The prompt for November #22tlreadingchallenge is “a book with a movie”, but I could not find anything that I wanted to read or watch. As I was not super motivated to start a Korean novel anyway, I decided to just continue reading Spy x Family by Tatsuya Endo (遠藤達哉) in Korean for this month’s challenge (translated by 서현아).

I was hoping that there might be Korean dubs for the series, but I only have access to the Japanese version with Korean subtitles. In the end, it is actually more fun this way. I am first reading the Korean translation, then I watch the series in Japanese with Korean subtitles.

I don’t know if I will be able to catch up with the 10 volumes this month, but I’ll try to read as many as possible. I have already read the first 4 volumes.

Finally, these are the books that I have finished recently.

First, I finished 『乱れからくり』by Tsumao Awasaka (泡坂妻夫) and ended up not really liking it. I was hoping that it would be a murder mystery where mechanisms (like toys, labyrinth, etc.) would play a part, but it feels more like the reverse. Parts explaining the history and particularities of mechanical toys where a bit too long and detailed, and the murders occurring in the novel felt strangely anecdotical. It was hard to understand the characters’ actions and reactions to things, and I also disliked our protagonist.

Unfortunately, I feel like most of the winners of the Mystery Writers of Japan Award that I have read so far fall in this category of books that were okay, but not astoundingly good. I enjoyed reading most of them, and even 『乱れからくり』did not make me want to DNF it, but they are not extraordinary good either. I must say that for now, I am a little disappointed by the selection, but on the other hand, it lets me read authors that I didn’t know and would not have read otherwise.

I also picked up 『迷宮』by Fuminori Nakamura (中村文則) because it just got translated into Korean and I saw the Korean version in a bookstore. Upon reading the summary, I thought it would be a book for me, and I ordered the original version on the bookstore website instead of buying the translation.

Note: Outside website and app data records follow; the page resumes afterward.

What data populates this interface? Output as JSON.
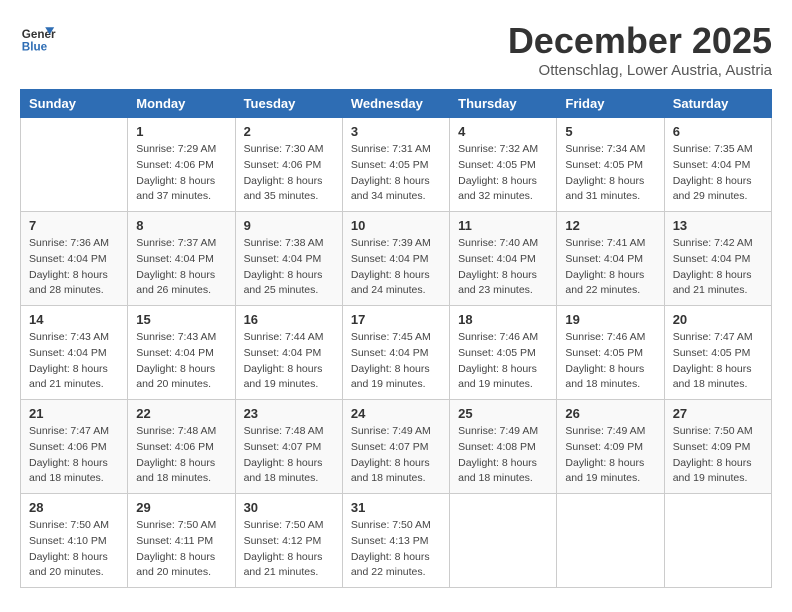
{
  "header": {
    "logo_general": "General",
    "logo_blue": "Blue",
    "month_title": "December 2025",
    "location": "Ottenschlag, Lower Austria, Austria"
  },
  "weekdays": [
    "Sunday",
    "Monday",
    "Tuesday",
    "Wednesday",
    "Thursday",
    "Friday",
    "Saturday"
  ],
  "weeks": [
    [
      {
        "day": "",
        "info": ""
      },
      {
        "day": "1",
        "info": "Sunrise: 7:29 AM\nSunset: 4:06 PM\nDaylight: 8 hours\nand 37 minutes."
      },
      {
        "day": "2",
        "info": "Sunrise: 7:30 AM\nSunset: 4:06 PM\nDaylight: 8 hours\nand 35 minutes."
      },
      {
        "day": "3",
        "info": "Sunrise: 7:31 AM\nSunset: 4:05 PM\nDaylight: 8 hours\nand 34 minutes."
      },
      {
        "day": "4",
        "info": "Sunrise: 7:32 AM\nSunset: 4:05 PM\nDaylight: 8 hours\nand 32 minutes."
      },
      {
        "day": "5",
        "info": "Sunrise: 7:34 AM\nSunset: 4:05 PM\nDaylight: 8 hours\nand 31 minutes."
      },
      {
        "day": "6",
        "info": "Sunrise: 7:35 AM\nSunset: 4:04 PM\nDaylight: 8 hours\nand 29 minutes."
      }
    ],
    [
      {
        "day": "7",
        "info": "Sunrise: 7:36 AM\nSunset: 4:04 PM\nDaylight: 8 hours\nand 28 minutes."
      },
      {
        "day": "8",
        "info": "Sunrise: 7:37 AM\nSunset: 4:04 PM\nDaylight: 8 hours\nand 26 minutes."
      },
      {
        "day": "9",
        "info": "Sunrise: 7:38 AM\nSunset: 4:04 PM\nDaylight: 8 hours\nand 25 minutes."
      },
      {
        "day": "10",
        "info": "Sunrise: 7:39 AM\nSunset: 4:04 PM\nDaylight: 8 hours\nand 24 minutes."
      },
      {
        "day": "11",
        "info": "Sunrise: 7:40 AM\nSunset: 4:04 PM\nDaylight: 8 hours\nand 23 minutes."
      },
      {
        "day": "12",
        "info": "Sunrise: 7:41 AM\nSunset: 4:04 PM\nDaylight: 8 hours\nand 22 minutes."
      },
      {
        "day": "13",
        "info": "Sunrise: 7:42 AM\nSunset: 4:04 PM\nDaylight: 8 hours\nand 21 minutes."
      }
    ],
    [
      {
        "day": "14",
        "info": "Sunrise: 7:43 AM\nSunset: 4:04 PM\nDaylight: 8 hours\nand 21 minutes."
      },
      {
        "day": "15",
        "info": "Sunrise: 7:43 AM\nSunset: 4:04 PM\nDaylight: 8 hours\nand 20 minutes."
      },
      {
        "day": "16",
        "info": "Sunrise: 7:44 AM\nSunset: 4:04 PM\nDaylight: 8 hours\nand 19 minutes."
      },
      {
        "day": "17",
        "info": "Sunrise: 7:45 AM\nSunset: 4:04 PM\nDaylight: 8 hours\nand 19 minutes."
      },
      {
        "day": "18",
        "info": "Sunrise: 7:46 AM\nSunset: 4:05 PM\nDaylight: 8 hours\nand 19 minutes."
      },
      {
        "day": "19",
        "info": "Sunrise: 7:46 AM\nSunset: 4:05 PM\nDaylight: 8 hours\nand 18 minutes."
      },
      {
        "day": "20",
        "info": "Sunrise: 7:47 AM\nSunset: 4:05 PM\nDaylight: 8 hours\nand 18 minutes."
      }
    ],
    [
      {
        "day": "21",
        "info": "Sunrise: 7:47 AM\nSunset: 4:06 PM\nDaylight: 8 hours\nand 18 minutes."
      },
      {
        "day": "22",
        "info": "Sunrise: 7:48 AM\nSunset: 4:06 PM\nDaylight: 8 hours\nand 18 minutes."
      },
      {
        "day": "23",
        "info": "Sunrise: 7:48 AM\nSunset: 4:07 PM\nDaylight: 8 hours\nand 18 minutes."
      },
      {
        "day": "24",
        "info": "Sunrise: 7:49 AM\nSunset: 4:07 PM\nDaylight: 8 hours\nand 18 minutes."
      },
      {
        "day": "25",
        "info": "Sunrise: 7:49 AM\nSunset: 4:08 PM\nDaylight: 8 hours\nand 18 minutes."
      },
      {
        "day": "26",
        "info": "Sunrise: 7:49 AM\nSunset: 4:09 PM\nDaylight: 8 hours\nand 19 minutes."
      },
      {
        "day": "27",
        "info": "Sunrise: 7:50 AM\nSunset: 4:09 PM\nDaylight: 8 hours\nand 19 minutes."
      }
    ],
    [
      {
        "day": "28",
        "info": "Sunrise: 7:50 AM\nSunset: 4:10 PM\nDaylight: 8 hours\nand 20 minutes."
      },
      {
        "day": "29",
        "info": "Sunrise: 7:50 AM\nSunset: 4:11 PM\nDaylight: 8 hours\nand 20 minutes."
      },
      {
        "day": "30",
        "info": "Sunrise: 7:50 AM\nSunset: 4:12 PM\nDaylight: 8 hours\nand 21 minutes."
      },
      {
        "day": "31",
        "info": "Sunrise: 7:50 AM\nSunset: 4:13 PM\nDaylight: 8 hours\nand 22 minutes."
      },
      {
        "day": "",
        "info": ""
      },
      {
        "day": "",
        "info": ""
      },
      {
        "day": "",
        "info": ""
      }
    ]
  ]
}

The summary had caught my eye when I read it in Korean. It looked like a good howdunnit, with a locked-room mystery and a very intriguing setting for a murder. The mystery is good, but this is not really this kind of book either. It is much darker than I had expected, and quite depressive too. I don’t think that this book is for everyone as it deals with childhood trauma and abuse.

If you are looking for an exciting locked-room mystery, you can certainly find other books that are not so heavy. I personally liked the book, but it did not make me want to read other books by this author, or at least not in the near future.

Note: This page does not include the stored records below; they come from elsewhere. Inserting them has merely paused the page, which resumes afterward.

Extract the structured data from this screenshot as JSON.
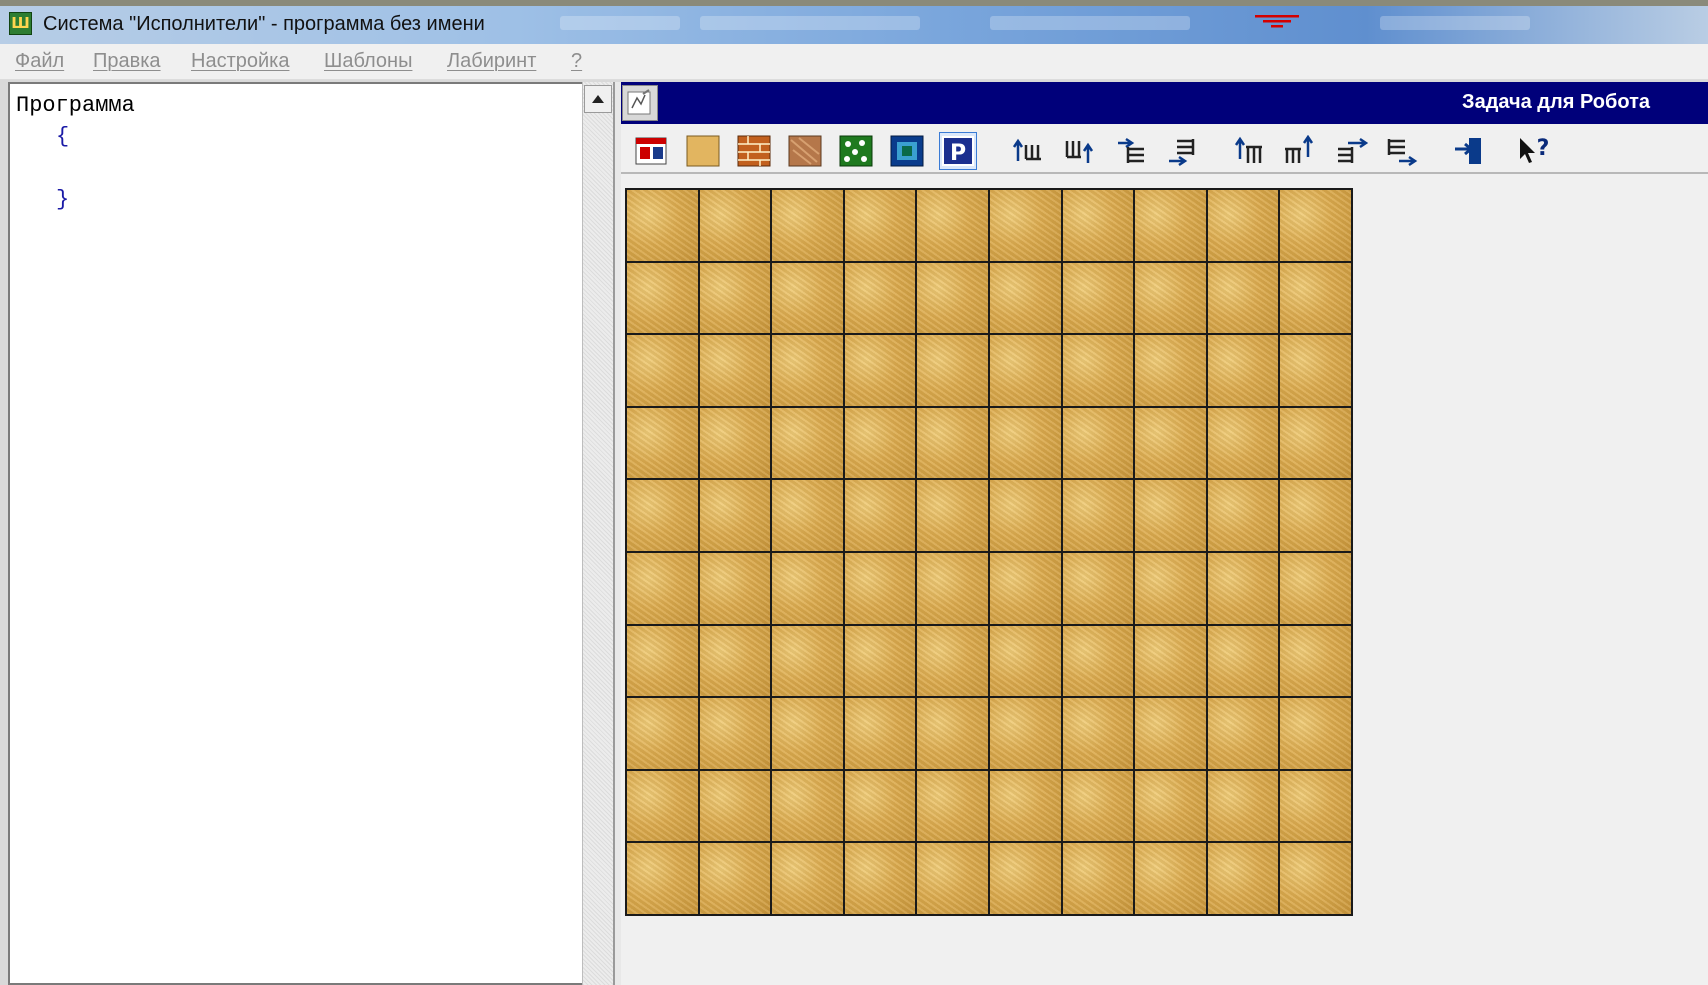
{
  "window": {
    "title": "Система \"Исполнители\" - программа без имени",
    "app_icon": "robot-app-icon"
  },
  "menu": {
    "items": [
      {
        "label": "Файл"
      },
      {
        "label": "Правка"
      },
      {
        "label": "Настройка"
      },
      {
        "label": "Шаблоны"
      },
      {
        "label": "Лабиринт"
      },
      {
        "label": "?"
      }
    ]
  },
  "editor": {
    "lines": [
      "Программа",
      "{",
      "}"
    ]
  },
  "robot_panel": {
    "title": "Задача для Робота",
    "toolbar": [
      {
        "icon": "open-task-icon"
      },
      {
        "icon": "empty-cell-icon"
      },
      {
        "icon": "wall-icon"
      },
      {
        "icon": "painted-cell-icon"
      },
      {
        "icon": "flowers-cell-icon"
      },
      {
        "icon": "portal-cell-icon"
      },
      {
        "icon": "parking-icon",
        "selected": true
      },
      {
        "icon": "add-top-row-icon"
      },
      {
        "icon": "remove-top-row-icon"
      },
      {
        "icon": "add-left-column-icon"
      },
      {
        "icon": "remove-left-column-icon"
      },
      {
        "icon": "add-bottom-row-icon"
      },
      {
        "icon": "remove-bottom-row-icon"
      },
      {
        "icon": "add-right-column-icon"
      },
      {
        "icon": "remove-right-column-icon"
      },
      {
        "icon": "exit-icon"
      },
      {
        "icon": "help-icon"
      }
    ],
    "field": {
      "rows": 10,
      "cols": 10,
      "cell_type": "empty"
    }
  },
  "colors": {
    "panel_header": "#00007a",
    "cell": "#dcab4e",
    "grid_line": "#1a1a1a"
  }
}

Finally, I want to read books that deal with time, so I picked up a classic: 『時をかける少女』by Yasutaka Tsutsui (筒井康隆). It is a novella of 115 pages first serialised in 1965 and published in 1967. The story feels surprisingly contemporary, I was shocked when I learned that it was written more than 50 years ago!

The story is very good and really engrossing. The end was less convincing to me, but I still enjoyed reading it from start to finish, even though I am neither a big reader of light novel nor a fan of SF.

There are numerous adaptations, including an anime movie from 2006.

The book was easy to read, and it is available in the Tsubasa collection, which has complete furigana.

And that’s it! My goal for November is to finish 『蒸発』, and it will certainly be the only award winner that I am reading this month (because it is quite long). In parallel, I hope to finish the two books I have ordered this month as well.